“For some primary care practices, the peer comparison intervention might be the simplest and most pragmatic of these interventions, since it requires no modification of the EHR,” Doctor and colleagues wrote. “However, the peer comparison intervention depends on producing valid performance measures, which can be challenging when data are unavailable or individual-clinician sample sizes are small. The accountable justification intervention, although it requires EHR modification, does not have these drawbacks and can, in theory, be applied to any clinical decision (since clinicians should always be able to articulate a decision-making rationale).”

Need for a national database

In a related editorial, Jeffrey S. Gerber, MD, PhD, attending physician in the division of infectious diseases at The Children’s Hospital of Philadelphia, said clinicians should be required to justify every antibiotic order and should be compared with their top-performing peers. Gerber said wide use of EHR in outpatient care showed that a national database could allow for benchmarking antibiotic prescribing for the most common acute respiratory tract infections.

“This approach would provide an invaluable tool for broad dissemination of this outpatient antimicrobial stewardship intervention and for reducing the patient harm caused by the overuse of antibiotics,” he wrote.

‘Commitment letters’ produce similar effect

A 2014 study by Doctor and colleagues showed that a simple reminder in the form of signed letters resulted in a 20% reduction in inappropriate prescriptions for acute respiratory infections.

The letters, displayed in examination rooms, featured photographs and signatures of clinicians who stated their commitment to avoid inappropriate antibiotic treatments for acute respiratory infections.

The researchers calculated that the intervention could eliminate 2.6 million unnecessary antibiotic prescriptions and save up to $70.4 million in drug costs annually.

References:

Gerber JS. JAMA. 2016;doi:10.1001/jama.2016.0430.

Meeker D, et al. JAMA. 2016;doi:10.1001/jama.2016.0275.

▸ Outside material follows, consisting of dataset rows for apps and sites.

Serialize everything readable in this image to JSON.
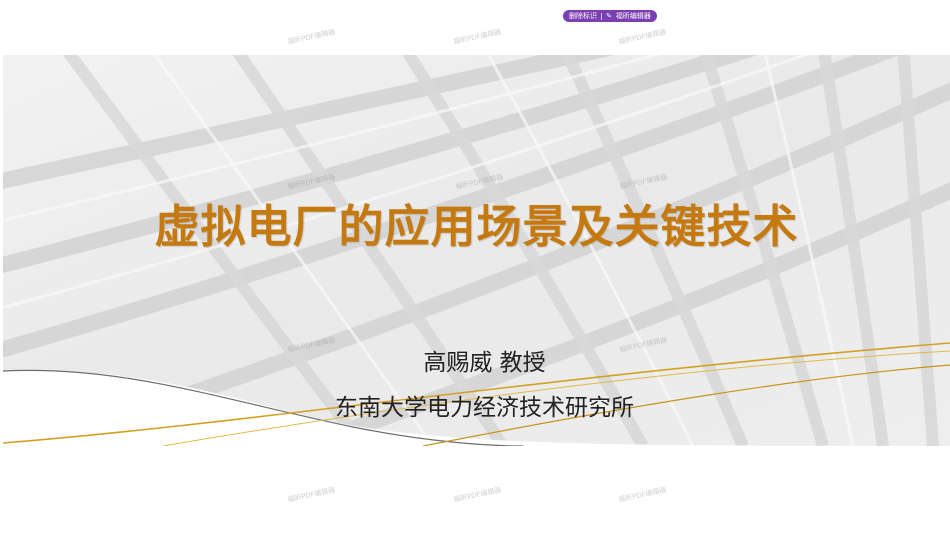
{
  "toolbar": {
    "remove_mark_label": "删除标识",
    "editor_label": "福昕编辑器",
    "editor_icon": "pen-icon"
  },
  "watermark": {
    "text": "福昕PDF编辑器"
  },
  "slide": {
    "title": "虚拟电厂的应用场景及关键技术",
    "author": "高赐威 教授",
    "institute": "东南大学电力经济技术研究所"
  },
  "colors": {
    "title": "#c47a10",
    "toolbar": "#7b3fb3",
    "gold_curve": "#d4a020",
    "text": "#222222"
  }
}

Meeker D, et al. JAMA Intern Med. 2014;doi:10.1001/jamainternmed.2013.14191

Disclosures: The researchers and Gerber report no relevant financial disclosures.